In 2014, media around the world buzzed with news that an archaeological team from Parks Canada had located and identified the wreck of HMS Erebus, the flagship of Sir John Franklins lost expedition to find the Northwest Passage. Finding Franklin outlines the larger story and the cast of detectives from every walk of life that led to the discovery, solving one of the Arctics greatest mysteries. In compelling and accessible prose, Russell Potter details his decades of work alongside key figures in the era of modern searches for the expedition and elucidates how shared research and ideas have led to a fuller understanding of the Franklin crews final months. Finding Franklin recounts the more than 50 searches for traces of his ships and crew and the dedicated, often obsessive, men and women who embarked on them. Potter discusses the crucial role that Inuit oral accounts, often cited but rarely understood, played in all of these searches, and continue to play to this day, and offers historical and cultural context to the contemporary debates over the significance of Franklins achievement. While examination of HMS Erebus will undoubtedly reveal further details of this mystery, Finding Franklin assembles the stories behind the myth and illuminates what is ultimately a remarkable decades-long discovery. "With ambitious scope and profound depth...this seamless blend of research and captivating storytelling showcases the curiosity, frailty, and endurance of the human spirit." (Publishers Weekly)

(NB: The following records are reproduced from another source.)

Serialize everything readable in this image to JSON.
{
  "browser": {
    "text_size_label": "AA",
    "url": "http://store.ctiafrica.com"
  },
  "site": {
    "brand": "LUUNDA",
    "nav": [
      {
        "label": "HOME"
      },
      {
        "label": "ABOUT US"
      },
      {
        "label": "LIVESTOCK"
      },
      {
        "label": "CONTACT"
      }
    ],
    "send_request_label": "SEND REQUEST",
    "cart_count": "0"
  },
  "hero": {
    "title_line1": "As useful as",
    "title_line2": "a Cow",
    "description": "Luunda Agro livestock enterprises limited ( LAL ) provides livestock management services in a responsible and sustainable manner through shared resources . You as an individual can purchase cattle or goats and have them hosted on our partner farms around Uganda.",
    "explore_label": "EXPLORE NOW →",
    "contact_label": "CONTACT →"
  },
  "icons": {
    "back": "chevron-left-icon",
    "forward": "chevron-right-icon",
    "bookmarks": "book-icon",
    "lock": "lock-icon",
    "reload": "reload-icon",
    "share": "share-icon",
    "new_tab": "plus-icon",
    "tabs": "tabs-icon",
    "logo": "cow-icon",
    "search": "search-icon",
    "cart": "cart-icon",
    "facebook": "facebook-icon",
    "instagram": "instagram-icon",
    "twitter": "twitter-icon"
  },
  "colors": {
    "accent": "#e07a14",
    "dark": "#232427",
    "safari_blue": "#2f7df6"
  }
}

©2016 University Press Audiobooks (P)2019 Redwood Audiobooks
The English explorer Henry Hudson devoted his life to the search for a water route through America, becoming the first European to navigate the Hudson River in the process. In Fatal Journey, acclaimed historian and biographer Peter C. Mancall narrates Hudson's final expedition. In the winter of 1610, after navigating dangerous fields of icebergs near the northern tip of Labrador, Hudson's small ship became trapped in winter ice. Provisions grew scarce and tensions mounted amongst the crew. Within months, the men mutinied, forcing Hudson, his teenage son, and seven other men into a skiff, which they left floating in the Hudson Bay. A story of exploration, desperation, and icebound tragedy, Fatal Journey vividly chronicles the undoing of the great explorer, not by an angry ocean, but at the hands of his own men.
©2009 Peter C. Mancall (P)2009 Audible, Inc.
On 17 March 1959, the USS Skate became the first submarine to surface at the North Pole. Under the guidance of James Calvert this nuclear submarine had navigated through polar ice packs, braved atrociously cold conditions, and broken through layers of thick ice to arrive at their destination; the northernmost point of the world. This mission, however, was not just about completing a seemingly impossibly feat of Arctic exploration. It also had huge implications for military strategy during the height of the Cold War. Now that submarines were able to travel under and break through the ice, it gave the US military the capability of being avoid detection under the ice while being able to launch their Polaris missiles from points far closer to the Soviet Union. James Calvert's remarkable account of his two voyages to the Arctic with the USS Skate provides vivid insight into life in a nuclear submarine and how these men were able to complete this treacherous mission.
Public Domain (P)2020 Tantor